In 2003, Michael Graves had returned home from a business trip to Germany and Switzerland. He wasn’t feeling well and told colleagues at his architectural firm that he was leaving early to rest.

By the next morning, Graves, one of the most prominent U.S. architects and designers, was fighting for his life against a mysterious virus.

It was not until two years later, after treatment in eight hospitals and four rehab centers, that Graves finally got back to work — paralyzed from the chest down.

This story is not about the virus or his rehab, but about what Graves has done with the rest of his life: design hospitals and rehab centers for people like himself, for wounded soldiers and for others facing physical challenges. Most of what exists now, he says, is just too depressing to even die in.

“I believe well-designed places and objects can actually improve healing, while poor design can inhibit it,” said Graves, 80. Designers, he said, must understand the physical implications of not being well: “This became very real to me after my illness, so since then I’ve asked my design team to spend a week in a wheelchair.”

Until he got sick, Graves was a “rock star,” as one of his employees puts it, best known as the designer of such buildings as the municipal center in Portland, Ore. — hailed as the first postmodern building in America — as well as some of the playful, entertaining Disney hotels and the Spanish Mission-inspired library in San Juan Capistrano, Calif.

When the Washington Monument needed a major renovation in 1998, the National Park Service hired him to design the illuminated scaffolding around it.

Graves also brought his style to consumers. He created the iconic angular stainless steel Alessi teakettle, which has been Alessi’s top-selling product every year since its debut in 1985, and for more than a dozen years he designed a line of household products for Target (a role that he now plays for JC Penney).

Graves was designing a building for St. Coletta of Greater Washington, a school for children and adults with cognitive and physical disabilities, when he contracted the virus that changed his life. For nearly three years he vanished into the world of his own medical problems, and only returned to the St. Coletta project in 2006, for its opening.
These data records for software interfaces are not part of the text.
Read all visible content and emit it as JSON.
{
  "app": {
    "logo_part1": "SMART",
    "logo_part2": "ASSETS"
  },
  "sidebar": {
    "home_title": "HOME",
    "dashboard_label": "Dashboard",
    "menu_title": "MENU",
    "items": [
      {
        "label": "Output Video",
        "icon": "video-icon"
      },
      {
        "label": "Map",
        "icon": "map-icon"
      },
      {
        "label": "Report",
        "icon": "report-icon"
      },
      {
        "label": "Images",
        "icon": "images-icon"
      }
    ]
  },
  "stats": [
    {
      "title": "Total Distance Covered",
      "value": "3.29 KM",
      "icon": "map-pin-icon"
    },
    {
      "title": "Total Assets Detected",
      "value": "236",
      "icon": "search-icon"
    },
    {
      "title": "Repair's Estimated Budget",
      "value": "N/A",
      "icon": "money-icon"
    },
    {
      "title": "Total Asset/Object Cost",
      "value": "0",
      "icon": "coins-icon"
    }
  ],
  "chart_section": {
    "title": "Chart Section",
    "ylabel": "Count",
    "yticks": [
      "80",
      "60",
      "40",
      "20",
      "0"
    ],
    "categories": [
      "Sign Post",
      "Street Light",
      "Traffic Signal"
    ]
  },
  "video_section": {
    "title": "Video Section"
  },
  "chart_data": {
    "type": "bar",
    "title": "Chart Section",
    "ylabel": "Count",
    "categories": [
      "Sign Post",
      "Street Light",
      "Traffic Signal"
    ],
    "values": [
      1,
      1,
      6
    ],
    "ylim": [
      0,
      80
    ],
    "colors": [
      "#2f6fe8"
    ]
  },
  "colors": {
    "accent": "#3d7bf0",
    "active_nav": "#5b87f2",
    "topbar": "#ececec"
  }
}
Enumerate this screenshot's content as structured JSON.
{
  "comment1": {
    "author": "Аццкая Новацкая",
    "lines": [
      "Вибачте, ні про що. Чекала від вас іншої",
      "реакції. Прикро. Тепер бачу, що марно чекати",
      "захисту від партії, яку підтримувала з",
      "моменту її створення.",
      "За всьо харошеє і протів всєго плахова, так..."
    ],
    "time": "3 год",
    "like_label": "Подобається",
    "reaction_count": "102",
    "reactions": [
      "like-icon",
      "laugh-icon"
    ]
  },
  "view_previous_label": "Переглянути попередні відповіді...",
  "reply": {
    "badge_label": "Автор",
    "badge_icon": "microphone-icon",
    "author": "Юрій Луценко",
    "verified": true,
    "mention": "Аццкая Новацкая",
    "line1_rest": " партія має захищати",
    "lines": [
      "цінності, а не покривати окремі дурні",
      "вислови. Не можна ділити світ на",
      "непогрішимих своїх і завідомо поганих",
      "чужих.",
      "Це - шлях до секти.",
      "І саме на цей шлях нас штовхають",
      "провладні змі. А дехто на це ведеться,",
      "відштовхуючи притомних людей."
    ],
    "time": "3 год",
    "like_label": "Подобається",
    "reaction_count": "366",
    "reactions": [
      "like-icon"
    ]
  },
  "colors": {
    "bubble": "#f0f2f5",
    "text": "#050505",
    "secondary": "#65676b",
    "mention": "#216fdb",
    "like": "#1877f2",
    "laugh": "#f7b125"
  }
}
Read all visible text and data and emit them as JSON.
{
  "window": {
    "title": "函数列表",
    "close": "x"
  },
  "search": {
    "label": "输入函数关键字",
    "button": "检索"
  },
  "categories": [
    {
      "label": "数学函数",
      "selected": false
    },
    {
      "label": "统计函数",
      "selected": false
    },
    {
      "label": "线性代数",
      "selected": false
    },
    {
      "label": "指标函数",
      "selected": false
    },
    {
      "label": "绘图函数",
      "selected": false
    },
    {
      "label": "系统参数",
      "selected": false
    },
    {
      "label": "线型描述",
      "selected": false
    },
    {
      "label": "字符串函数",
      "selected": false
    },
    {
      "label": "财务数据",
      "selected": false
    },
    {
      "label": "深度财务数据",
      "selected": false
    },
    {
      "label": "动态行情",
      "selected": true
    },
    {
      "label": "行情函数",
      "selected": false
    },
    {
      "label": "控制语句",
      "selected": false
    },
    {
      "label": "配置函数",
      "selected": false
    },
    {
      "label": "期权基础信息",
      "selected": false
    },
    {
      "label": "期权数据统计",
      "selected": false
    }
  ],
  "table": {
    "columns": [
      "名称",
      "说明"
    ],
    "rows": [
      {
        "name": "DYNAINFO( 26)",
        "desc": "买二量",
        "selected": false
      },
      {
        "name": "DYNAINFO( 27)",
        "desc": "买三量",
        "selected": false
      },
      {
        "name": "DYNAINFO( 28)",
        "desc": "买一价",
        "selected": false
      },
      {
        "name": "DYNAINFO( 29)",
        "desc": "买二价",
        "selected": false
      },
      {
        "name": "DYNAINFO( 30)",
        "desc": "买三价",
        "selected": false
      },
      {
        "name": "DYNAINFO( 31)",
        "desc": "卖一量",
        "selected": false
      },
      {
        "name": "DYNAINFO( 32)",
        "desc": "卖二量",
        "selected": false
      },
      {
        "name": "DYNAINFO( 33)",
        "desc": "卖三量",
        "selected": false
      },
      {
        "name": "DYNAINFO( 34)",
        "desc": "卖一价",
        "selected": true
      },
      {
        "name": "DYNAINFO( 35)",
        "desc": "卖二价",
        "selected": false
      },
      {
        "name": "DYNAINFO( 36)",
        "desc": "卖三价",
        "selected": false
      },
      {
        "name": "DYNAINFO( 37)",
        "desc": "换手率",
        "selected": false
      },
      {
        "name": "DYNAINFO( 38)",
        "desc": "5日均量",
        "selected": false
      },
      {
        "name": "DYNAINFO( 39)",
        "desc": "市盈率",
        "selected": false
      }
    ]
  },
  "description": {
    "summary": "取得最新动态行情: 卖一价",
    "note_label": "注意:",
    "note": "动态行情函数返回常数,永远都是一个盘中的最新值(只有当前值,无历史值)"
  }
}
“It was the first project opening that I attended in my wheelchair,” Graves said. Before his illness, he said, he knew intuitively and from the staff what kind of design was needed to make life for handicapped individuals easier, but after his illness, it really hit home. Many students at the opening were also in wheelchairs, and one of them told the architect how grateful he was to have a school designed to work for him. “That,” Graves said, “reconfirmed my mission to improve health-care experiences with great design.”

In 2010, Graves was asked by Clark Realty Capital, a construction and rental firm, to come up with a prototype for a single-family home that a wounded soldier could live in with his family while continuing on active duty at Fort Belvoir in Virginia. He had redesigned his own home in Princeton, N.J., and knew what was required for someone dealing with disabilities.

The project brought to Graves’ attention the number of wounded soldiers who choose to remain on active duty and attuned him to the broader needs of an aging but still active generation of baby boomers.

He said, “With the improvements in battlefield medicine, combined with an aging U.S. population that wants to ‘age in place,’ a focus on accessibility and home health care is vital to our nation’s future.”